In a sustainable initiative by Social Design Collaborative, ModSkool has been created as an anti-eviction module for farming communities in Delhi. These schools are made with the idea of easy dismantling if the settlement would be demolished.
ModSkool is a simple and adaptable low-cost school in Delhi. It was conceived as a reaction to the forced evictions of a farming community in India’s Khadar area. The ModSkool was created with the purpose of “Dismantle not Demolishing” against legal clearance. It was designed to provide the basic educational needs of children living in agricultural settlements known as “Squatter Settlements.”
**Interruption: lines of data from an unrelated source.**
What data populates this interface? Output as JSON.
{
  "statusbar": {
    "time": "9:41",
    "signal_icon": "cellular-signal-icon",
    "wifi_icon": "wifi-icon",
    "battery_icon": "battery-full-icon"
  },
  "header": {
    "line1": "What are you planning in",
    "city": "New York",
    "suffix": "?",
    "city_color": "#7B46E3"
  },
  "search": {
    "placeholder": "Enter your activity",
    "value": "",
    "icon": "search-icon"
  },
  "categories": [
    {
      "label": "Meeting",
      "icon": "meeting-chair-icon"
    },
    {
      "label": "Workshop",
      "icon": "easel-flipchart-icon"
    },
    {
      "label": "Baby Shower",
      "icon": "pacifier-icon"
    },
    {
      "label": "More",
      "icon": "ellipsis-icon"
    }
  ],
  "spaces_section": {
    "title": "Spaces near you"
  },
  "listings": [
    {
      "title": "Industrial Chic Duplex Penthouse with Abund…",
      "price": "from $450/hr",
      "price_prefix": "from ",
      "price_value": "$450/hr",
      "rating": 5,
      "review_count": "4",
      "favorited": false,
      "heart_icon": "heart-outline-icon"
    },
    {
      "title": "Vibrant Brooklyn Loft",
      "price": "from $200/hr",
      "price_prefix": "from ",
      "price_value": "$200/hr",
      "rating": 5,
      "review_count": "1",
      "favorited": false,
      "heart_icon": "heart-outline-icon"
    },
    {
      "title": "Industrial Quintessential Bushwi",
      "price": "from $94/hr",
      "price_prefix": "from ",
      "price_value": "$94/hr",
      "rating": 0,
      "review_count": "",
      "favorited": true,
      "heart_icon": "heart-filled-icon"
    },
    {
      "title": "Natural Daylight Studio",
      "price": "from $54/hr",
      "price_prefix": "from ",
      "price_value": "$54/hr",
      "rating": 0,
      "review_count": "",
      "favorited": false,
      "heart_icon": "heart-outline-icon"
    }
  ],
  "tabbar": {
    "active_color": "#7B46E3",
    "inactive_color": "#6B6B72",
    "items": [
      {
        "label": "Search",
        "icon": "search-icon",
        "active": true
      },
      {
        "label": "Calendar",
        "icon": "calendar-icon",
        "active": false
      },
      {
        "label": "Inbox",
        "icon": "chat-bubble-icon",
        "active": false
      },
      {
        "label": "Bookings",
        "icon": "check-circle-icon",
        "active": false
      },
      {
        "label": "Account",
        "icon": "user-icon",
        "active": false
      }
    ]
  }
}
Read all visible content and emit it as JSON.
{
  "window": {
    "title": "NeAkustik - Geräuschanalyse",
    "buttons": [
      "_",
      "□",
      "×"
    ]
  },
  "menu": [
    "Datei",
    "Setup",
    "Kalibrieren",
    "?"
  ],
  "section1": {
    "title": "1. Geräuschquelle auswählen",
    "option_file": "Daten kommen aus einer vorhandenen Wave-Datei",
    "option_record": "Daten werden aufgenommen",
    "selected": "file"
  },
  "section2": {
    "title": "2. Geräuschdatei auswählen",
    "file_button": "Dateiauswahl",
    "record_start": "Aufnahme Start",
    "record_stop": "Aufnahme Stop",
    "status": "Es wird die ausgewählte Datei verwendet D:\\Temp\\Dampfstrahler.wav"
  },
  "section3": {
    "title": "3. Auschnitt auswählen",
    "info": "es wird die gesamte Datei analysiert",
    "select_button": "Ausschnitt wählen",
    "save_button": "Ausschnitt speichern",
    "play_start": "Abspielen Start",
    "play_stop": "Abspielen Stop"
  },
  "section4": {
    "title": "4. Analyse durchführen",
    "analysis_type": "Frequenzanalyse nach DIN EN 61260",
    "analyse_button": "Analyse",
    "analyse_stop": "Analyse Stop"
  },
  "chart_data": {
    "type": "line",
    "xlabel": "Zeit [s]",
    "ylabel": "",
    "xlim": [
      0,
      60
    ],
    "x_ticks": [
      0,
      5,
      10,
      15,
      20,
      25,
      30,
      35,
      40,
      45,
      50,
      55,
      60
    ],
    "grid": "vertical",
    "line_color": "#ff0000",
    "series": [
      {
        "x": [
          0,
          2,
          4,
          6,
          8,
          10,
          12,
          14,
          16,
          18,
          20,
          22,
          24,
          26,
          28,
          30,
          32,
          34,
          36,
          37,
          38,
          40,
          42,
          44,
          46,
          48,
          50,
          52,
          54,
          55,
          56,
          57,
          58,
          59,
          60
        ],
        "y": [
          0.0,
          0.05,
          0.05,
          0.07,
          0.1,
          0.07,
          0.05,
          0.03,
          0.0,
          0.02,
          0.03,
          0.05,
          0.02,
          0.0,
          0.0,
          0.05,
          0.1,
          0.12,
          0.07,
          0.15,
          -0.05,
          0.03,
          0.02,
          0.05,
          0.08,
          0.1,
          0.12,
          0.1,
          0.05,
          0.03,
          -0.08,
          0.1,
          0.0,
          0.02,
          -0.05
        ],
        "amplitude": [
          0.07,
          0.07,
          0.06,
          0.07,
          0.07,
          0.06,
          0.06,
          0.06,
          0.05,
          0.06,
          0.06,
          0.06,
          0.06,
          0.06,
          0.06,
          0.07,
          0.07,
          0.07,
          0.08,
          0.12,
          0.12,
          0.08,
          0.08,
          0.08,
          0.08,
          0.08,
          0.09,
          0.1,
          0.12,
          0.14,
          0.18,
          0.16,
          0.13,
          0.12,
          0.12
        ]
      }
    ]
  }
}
This school was designed in response to the conditions by a community-driven architecture practice called the Social Design Collaborative, led by Swati Janu. This project was also the winner of the Berkeley Design of the Year 2020 for its features. The project was conceived after a school for 200 children in a hamlet along the Yamuna River was demolished due to clearance laws.
Since the colonial era, this farming population has lived in the region. It is controversial to comment on who the true squatters of the city are – the farmers or the metropolis. Swati Janu decided to walk the talk of helping the farmers and planned and executed the project to the last detail. A series of talks with school employees, an evaluation of community requirements, and consideration of available financial resources led to the final design. The school was erected on-site in three weeks. It was a collaborative achievement with a highly motivated design team, dedicated volunteers, students, and members of the community.
The basic construction of ModSkool is a bolted steel frame that surrounds a single classroom. This frame is made of bamboo, recycled wood, and dried grass, all of which are popular building materials in the region. The school’s façade consisting of rotating bamboo screens open the classroom entirely to allow for natural ventilation. A corrugated steel pitched roof is elevated above the school’s walls, creating ventilation spaces and sheltering it from severe rain. The school was built in less than three weeks with the aid of students, teachers, and the surrounding community. Within a year of operation, the school relocated further down south. This helped rebuild the surface suiting to the new location. The basic structure was maintained, yet the school got a new form.
This kind of construction provides a sense of strength to the community which can now move without losing out on their children’s education. Making the structure with their bare hands, and known materials give a sense of togetherness, even in such volatile situations. Such community designs work towards empowerment, safety, and a sense of place within their place of living.